■ Prompt: Where the word "timeline" appears in a line below, copy the whole line.
***** Task material *****
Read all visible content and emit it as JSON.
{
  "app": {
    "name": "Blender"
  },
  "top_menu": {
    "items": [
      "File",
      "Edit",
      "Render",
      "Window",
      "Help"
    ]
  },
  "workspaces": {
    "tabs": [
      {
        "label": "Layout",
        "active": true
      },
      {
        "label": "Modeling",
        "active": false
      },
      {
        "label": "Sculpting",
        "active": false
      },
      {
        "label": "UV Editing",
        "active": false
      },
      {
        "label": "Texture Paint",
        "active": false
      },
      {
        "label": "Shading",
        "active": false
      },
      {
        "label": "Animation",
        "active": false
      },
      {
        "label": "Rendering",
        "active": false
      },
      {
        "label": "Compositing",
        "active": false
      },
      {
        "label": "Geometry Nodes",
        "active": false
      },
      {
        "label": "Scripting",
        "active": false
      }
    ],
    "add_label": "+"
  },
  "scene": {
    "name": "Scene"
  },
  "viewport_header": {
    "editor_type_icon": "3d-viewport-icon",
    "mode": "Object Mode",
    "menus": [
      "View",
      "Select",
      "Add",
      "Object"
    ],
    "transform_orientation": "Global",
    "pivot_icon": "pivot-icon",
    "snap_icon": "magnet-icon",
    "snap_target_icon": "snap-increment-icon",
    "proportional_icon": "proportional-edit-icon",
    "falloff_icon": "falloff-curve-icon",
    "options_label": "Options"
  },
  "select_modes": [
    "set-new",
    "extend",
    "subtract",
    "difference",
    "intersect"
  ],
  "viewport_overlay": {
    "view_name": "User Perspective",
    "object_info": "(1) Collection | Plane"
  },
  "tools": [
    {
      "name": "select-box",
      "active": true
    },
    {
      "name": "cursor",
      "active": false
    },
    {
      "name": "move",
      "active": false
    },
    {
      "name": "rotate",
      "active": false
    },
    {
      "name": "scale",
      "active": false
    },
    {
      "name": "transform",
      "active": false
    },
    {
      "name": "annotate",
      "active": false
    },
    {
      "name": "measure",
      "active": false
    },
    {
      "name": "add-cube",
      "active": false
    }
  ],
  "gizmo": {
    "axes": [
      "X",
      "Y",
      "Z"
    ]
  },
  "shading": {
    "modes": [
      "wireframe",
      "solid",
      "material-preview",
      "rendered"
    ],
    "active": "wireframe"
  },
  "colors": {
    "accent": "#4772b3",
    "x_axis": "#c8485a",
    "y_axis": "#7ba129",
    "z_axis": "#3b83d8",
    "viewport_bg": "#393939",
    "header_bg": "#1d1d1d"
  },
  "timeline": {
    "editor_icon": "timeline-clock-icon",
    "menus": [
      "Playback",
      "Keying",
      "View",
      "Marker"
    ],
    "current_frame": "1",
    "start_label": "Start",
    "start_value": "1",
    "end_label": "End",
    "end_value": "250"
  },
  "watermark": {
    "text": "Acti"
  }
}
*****
■ Reply:
  "timeline": {
    "editor_icon": "timeline-clock-icon",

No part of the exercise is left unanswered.